Symptoms of parasite-infection in sheep include reduced weight gain and scouring (diarrhoea). Control of parasites in sheep has relied heavily on treatment with anthelmintic chemicals. This reliance has led to a high level of parasite resistance to anthelmintic treatment. A long-term, sustainable solution is to breed sheep that are naturally resistant to parasites on the basis of low faecal worm egg counts. However, scouring is not reduced in these resistant sheep and in some environments is significantly increased. The aim of my research is to discover the mechanisms underpinning this increased scouring in parasite-resistant Merino sheep. The results of this research will help researchers to identify sheep that are both resistant to parasites and not susceptible to scouring.

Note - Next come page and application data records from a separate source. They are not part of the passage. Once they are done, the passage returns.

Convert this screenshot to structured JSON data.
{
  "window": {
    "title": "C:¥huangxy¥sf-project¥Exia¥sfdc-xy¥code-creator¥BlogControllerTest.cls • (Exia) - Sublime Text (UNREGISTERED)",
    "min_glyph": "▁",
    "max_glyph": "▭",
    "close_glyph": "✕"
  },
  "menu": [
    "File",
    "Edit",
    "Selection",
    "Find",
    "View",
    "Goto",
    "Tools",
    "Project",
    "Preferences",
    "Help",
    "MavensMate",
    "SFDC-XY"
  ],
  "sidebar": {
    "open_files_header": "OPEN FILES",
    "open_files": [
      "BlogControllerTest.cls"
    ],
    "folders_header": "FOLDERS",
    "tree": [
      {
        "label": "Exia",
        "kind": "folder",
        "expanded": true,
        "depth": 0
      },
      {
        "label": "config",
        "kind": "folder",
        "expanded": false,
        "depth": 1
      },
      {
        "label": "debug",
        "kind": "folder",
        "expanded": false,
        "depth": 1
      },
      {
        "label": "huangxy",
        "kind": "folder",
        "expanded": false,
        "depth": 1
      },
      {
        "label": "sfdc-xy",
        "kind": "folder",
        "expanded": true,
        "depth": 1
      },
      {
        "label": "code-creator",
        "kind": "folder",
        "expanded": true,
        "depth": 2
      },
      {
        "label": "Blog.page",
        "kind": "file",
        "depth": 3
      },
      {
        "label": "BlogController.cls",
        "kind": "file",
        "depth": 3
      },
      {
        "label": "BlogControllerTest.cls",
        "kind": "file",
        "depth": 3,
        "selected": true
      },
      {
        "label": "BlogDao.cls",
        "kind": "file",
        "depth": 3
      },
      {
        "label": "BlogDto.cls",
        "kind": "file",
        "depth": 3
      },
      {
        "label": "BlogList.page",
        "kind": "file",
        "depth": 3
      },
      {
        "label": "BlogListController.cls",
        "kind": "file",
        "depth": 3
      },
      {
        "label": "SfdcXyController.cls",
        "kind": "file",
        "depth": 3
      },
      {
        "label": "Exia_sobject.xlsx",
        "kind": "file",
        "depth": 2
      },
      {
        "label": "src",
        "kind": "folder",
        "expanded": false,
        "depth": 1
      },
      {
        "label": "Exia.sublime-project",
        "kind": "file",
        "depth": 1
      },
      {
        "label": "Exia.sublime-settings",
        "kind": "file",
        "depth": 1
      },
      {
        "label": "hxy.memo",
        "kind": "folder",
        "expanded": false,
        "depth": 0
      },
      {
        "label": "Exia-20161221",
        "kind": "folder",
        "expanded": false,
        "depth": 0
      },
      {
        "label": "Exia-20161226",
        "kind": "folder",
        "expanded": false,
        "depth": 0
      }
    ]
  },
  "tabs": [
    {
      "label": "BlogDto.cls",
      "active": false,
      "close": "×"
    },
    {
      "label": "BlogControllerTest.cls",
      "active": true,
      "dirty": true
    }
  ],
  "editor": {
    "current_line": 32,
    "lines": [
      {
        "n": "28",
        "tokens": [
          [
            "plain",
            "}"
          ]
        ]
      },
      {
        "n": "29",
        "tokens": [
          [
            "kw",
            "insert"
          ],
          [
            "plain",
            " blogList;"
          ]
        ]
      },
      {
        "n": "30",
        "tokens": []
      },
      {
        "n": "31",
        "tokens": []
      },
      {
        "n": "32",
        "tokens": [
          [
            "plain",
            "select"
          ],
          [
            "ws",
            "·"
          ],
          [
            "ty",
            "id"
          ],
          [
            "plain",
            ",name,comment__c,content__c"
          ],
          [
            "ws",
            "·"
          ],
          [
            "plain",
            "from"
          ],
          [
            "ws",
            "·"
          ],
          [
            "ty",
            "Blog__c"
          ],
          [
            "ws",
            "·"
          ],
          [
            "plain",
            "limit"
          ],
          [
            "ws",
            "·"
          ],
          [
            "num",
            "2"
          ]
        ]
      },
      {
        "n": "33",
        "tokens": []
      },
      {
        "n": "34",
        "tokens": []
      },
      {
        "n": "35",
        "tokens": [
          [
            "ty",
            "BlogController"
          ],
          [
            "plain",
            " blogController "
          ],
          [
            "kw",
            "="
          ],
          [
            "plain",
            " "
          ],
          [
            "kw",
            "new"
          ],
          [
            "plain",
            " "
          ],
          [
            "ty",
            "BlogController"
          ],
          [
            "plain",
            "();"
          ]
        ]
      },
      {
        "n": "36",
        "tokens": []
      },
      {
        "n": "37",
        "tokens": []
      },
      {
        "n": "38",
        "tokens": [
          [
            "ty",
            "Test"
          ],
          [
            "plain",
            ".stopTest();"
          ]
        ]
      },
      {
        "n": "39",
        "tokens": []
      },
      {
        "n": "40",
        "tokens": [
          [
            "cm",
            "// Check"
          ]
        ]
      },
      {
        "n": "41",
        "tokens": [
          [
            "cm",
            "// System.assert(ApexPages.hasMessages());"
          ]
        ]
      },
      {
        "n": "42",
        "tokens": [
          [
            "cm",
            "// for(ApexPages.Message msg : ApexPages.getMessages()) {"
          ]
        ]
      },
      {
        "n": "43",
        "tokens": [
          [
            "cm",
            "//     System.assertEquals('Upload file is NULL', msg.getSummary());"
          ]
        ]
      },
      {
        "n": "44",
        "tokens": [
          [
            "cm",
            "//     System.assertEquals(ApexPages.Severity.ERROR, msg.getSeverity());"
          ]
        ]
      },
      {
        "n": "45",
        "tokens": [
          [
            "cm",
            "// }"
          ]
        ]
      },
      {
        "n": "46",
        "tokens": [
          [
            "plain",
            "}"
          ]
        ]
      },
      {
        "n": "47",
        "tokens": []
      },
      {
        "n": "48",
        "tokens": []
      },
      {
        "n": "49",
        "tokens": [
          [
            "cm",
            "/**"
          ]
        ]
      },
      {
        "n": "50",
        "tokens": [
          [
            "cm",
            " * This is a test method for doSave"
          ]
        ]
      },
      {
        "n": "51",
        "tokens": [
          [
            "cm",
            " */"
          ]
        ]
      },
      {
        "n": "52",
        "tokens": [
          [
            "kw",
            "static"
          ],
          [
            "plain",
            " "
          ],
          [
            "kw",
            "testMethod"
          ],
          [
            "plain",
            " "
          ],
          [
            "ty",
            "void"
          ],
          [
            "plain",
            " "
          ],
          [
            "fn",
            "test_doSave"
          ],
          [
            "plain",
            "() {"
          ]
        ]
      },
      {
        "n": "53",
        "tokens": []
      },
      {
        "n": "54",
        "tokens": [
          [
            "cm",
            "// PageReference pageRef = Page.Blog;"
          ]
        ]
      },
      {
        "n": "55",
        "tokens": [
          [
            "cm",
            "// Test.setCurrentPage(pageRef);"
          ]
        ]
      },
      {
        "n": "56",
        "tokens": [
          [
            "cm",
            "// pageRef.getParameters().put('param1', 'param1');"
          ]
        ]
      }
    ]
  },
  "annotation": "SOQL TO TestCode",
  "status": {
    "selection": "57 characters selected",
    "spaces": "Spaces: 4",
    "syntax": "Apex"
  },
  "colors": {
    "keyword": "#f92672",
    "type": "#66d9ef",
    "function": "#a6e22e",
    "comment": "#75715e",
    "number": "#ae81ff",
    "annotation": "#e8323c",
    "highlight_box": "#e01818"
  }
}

Nematode parasites cost the Australian sheep industry approximately $500 million every year. There is a need to develop clean, green and ethical parasite-control methods due to parasite resistance to chemical treatment and consumer demand for meat and wool produced with a minimum of chemical inputs. Harnessing the natural immunity of sheep by breeding for parasite-resistance is a long-term and sustainable solution. However, it has become apparent that in adult sheep scouring is often due to the immune response of the sheep rather than the effects of the parasite (‘immune-mediated scouring’). Therefore parasite-resistant sheep may scour just as badly as or even worse than susceptible sheep. Scouring leads to a build up of faecal material on wool around the breech. This reduces the value of the wool, pre-disposes sheep to flystrike and is a major source of microbial contaminants in meat carcasses. Therefore it is crucial to understand the mechanisms underpinning immune-mediated scouring so sheep can be bred that are both resistant to parasites and not susceptible to scouring.